Olympic Games and World Championships showcase the world’s most elite athletes. While medalists earn a significant premium over fourth place finishers, the margins of victory have become vanishingly small. This series of interactive visualizations examines three stories from – and beyond – the edge. First, situated in the 2018 Winter Olympic Games, you are invited to test hypothetical scenarios in which subsets of athletes improve their performance by thin margins. The second visualization highlights a story from competitive swimming, where advances in swimsuit development effectively changed the parameters of the sport. Finally, you can relive the men's singles luge event at the 2018 Winter Olympic Games. Instead of two hours of luge coverage, the animation runs the top eight athletes side-by-side on the track.
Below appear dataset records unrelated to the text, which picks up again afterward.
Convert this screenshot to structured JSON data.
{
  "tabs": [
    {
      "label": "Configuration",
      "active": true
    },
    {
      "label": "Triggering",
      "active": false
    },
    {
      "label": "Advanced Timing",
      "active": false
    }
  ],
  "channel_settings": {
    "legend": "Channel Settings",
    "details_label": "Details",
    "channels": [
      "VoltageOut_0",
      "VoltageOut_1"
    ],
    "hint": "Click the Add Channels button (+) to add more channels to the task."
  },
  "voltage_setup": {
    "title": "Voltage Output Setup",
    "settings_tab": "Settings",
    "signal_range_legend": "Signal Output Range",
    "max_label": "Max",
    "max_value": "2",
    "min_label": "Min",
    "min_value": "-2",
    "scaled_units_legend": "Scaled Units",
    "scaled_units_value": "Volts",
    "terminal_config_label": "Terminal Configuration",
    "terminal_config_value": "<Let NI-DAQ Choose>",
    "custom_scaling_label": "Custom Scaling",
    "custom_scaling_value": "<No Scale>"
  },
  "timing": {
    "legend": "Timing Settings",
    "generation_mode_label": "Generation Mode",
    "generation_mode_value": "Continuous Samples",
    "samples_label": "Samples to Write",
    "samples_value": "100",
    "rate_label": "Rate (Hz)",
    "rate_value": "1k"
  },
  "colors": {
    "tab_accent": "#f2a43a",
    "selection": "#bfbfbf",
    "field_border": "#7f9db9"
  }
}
The 2018 Winter Olympic Games in PyeongChang, South Korea were among the most exciting sports events. 30 nations won medals in 102 sporting events. But what makes a winner? What are the margins of victory and of medaling? In other words, what does it take to be a winner? This visualization highlights how close some of the races were. Select options from dropdown menus to see how medals would change if athletes were marginally faster. In many cases, differences as small as 0.1% have would altered the final medal standings.
In 2009, the Adidas brand Arena unveiled the Arena X-Glide, a pure polyurethane competitive swimsuit that was fully impermeable and substantially reduced hydrodynamic drag. At the 2009 World Championships in Rome, where several athletes were using this latest technology,
acrimony ensued. Several swimmers, including some who had benefitted from the Speedo LZR Racer in 2008 and who, bound by contractual obligations, were not allowed to swim in the Adidas suit, expressed unfairness.
The focus on swimsuits before and during the 2009 World Championships forced the Fédération Internationale de Natation (FINA), the governing body of elite swimming, to issue new rules for swimsuit design. Specifically, full-body suits were no longer permitted and materials were only to be textile fabrics that met specific thresholds of buoyancy and permeability. The full-length body suits of 2000 and the polyurethane materials in the LZR Racer of 2008 and Arena X-Glide of 2009 were banned effective January 1, 2010.
A visualization of races at World Championships between 2003 and 2017 clearly shows the polyurethane suits of 2009 suits to be outliers. In all 16 events analyzed, swim times improved gradually between 2003 and 2007, then improved markedly in 2009. After full-body suits and non-textile materials were banned in 2010, swim times were much slower in 2011. Between 2011 and 2017, swim times steadily decreased at rates more consistent with the early 2000s.
Luge is a winter sliding sport in which one athlete, or a two-person team of athletes, lies face up on a racing sled and steers the sled down an ice track. The highest level of international competition is governed by the Fédération Internationale
de Luge de Course (FIL) and is carried out on artificially constructed tracks. At the Olympics, each athlete in a singles competition completes four runs of the course, and the aggregate time of the four runs is determined to the thousandth
of a second.
For the purposes of assessing the provisional standings of competitors while they are on the course, timing wands are placed at positions along the track. At the 2018 Winter Olympic Games in PyeongChang, such ‘split times’ were taken at four locations along the track as well as at the finish line. Thus, a viewer watching the competition could get a sense of provisional standings as well as assess the impact of steering. For example, a steering error that brought a sled into contact with a wall would show up in a subsequent split time comparison.
In PyeongChang, the men’s singles competition was held over two days: two runs on consecutive days. Forty athletes competed, each completing either three or four runs of around 47–50 seconds per run. Thus, spread over two days, there were roughly two hours of actual racing, plus gaps between racers.
I wanted to meet several objectives in making a visualization of the men’s singles competition. First, I wanted to shorten the time taken to view the competition, from two hours spread over two days down to less than one minute. Second, I wanted to display the results in a way that viewers could observe how close the racers were at any time and could potentially see where athletes made up or lost ground on their competitors. To meet these objectives, I animated the top eight finishers, using split times, finishing times, and racing speeds published by the IOC.